Francis is the only woman who emerged victorious after giving up the first points in both of her Final X matches.
The 2019 Greco squad will feature four first-time world team members in Max Nowry, Ryan Mango, Raymond Bunker, and John Stefanowicz.
Going by weight, from least to greatest, the first four members of the team are all members of the Army WCAP (Nowry, Ildar Hafizov, Mango, Ellis Coleman).
Coleman is the most senior wrestler on the team, having made his fifth World/Olympic team. Sort of, at least until our next item.
Hafizov made his second Senior World team for the United States; however, he was the representative at the World Championships for Uzbekistan on three occasions and also competed at the 2008 Olympic Games.
The 2019 team will also feature two Marines, Bunker, and Stefanowicz. Previously the last member of the Marine Corps to make a Greco team was Bryce Saddoris in 2015.
Four of the ten wrestlers originally hail from Illinois (Nowry, Coleman, Bunker, Joe Rau).
Only one of the ten Final X series’ went to three matches and that was Pat Smith over Kamal Bey at Final X Rutgers. Smith dropped the first match and rallied back with the next two wins.
Smith was also the only wrestler across all three styles that lost a match by tech, yet got the series win.
Over the three bouts between Smith and Bey, Bey ended up outscoring Smith 16-10, though Smith would get the win.
Two of the ten Final X series’ featured two wrestlers that had already made a Senior World team. 77 kg Smith/Bey and 87 kg Rau/Ben Provisor.
Three wrestlers that needed to go through the World Team Trial Challenge Tournament in Raleigh, North Carolina ended up winning their respective Final X series’ (Hafizov, Smith, Stefanowicz).
There were no Greco wrestlers that went through both of their matches without giving up a point. Coleman, Bunker, and Coon only surrendered one point.
Nowry and Bey were the only two Greco competitors to hit a five-point throw in either Final X location.
After winning his Final X series, G’Angelo Hancock has now made three Senior World teams, to go along with three at the U23 level, three as a Junior, all since 2015.

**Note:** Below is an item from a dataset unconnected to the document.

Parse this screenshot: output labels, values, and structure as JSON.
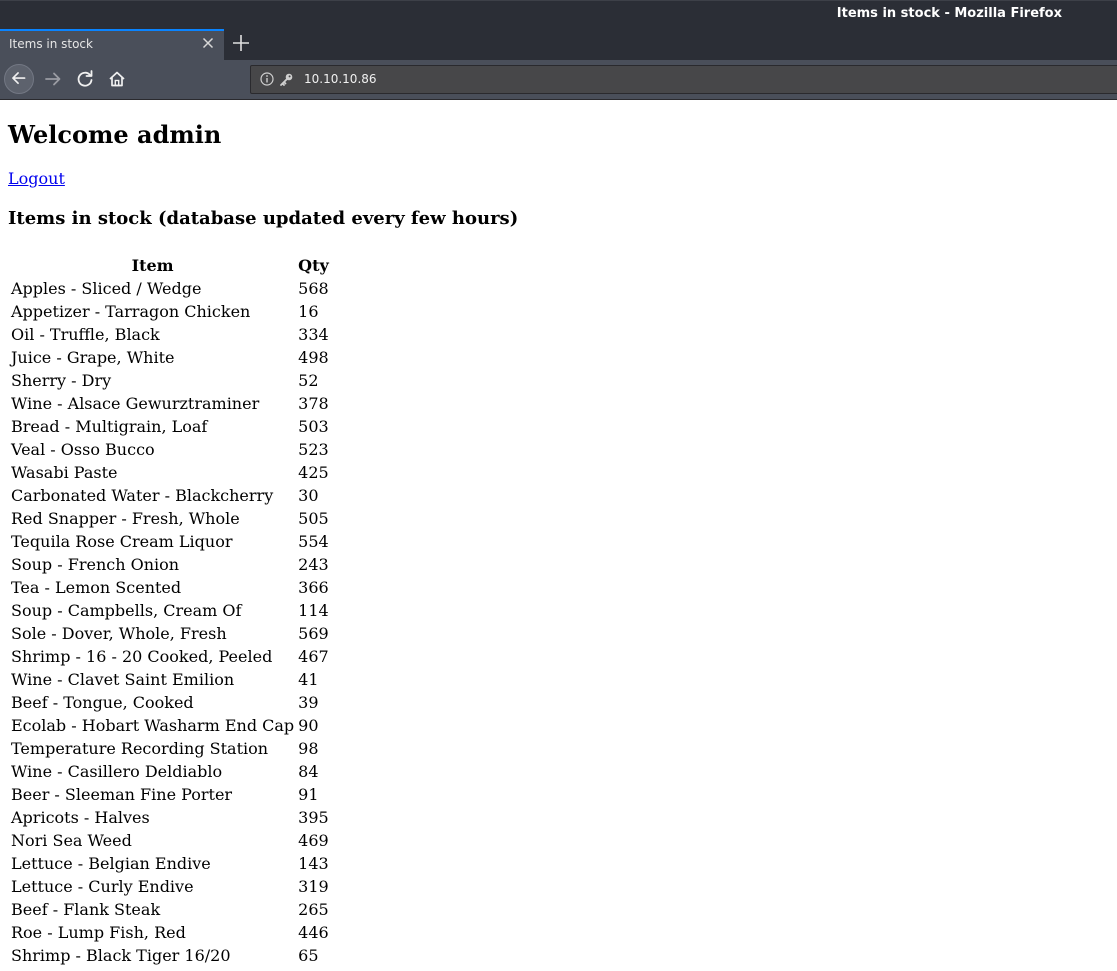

Mango had to fight back from early deficits in both of his matches, 2-0 in match number one and 5-0 in the second bout. Stefanowicz also gave up the first points in both of his contests, though it was just one single point on both occasions.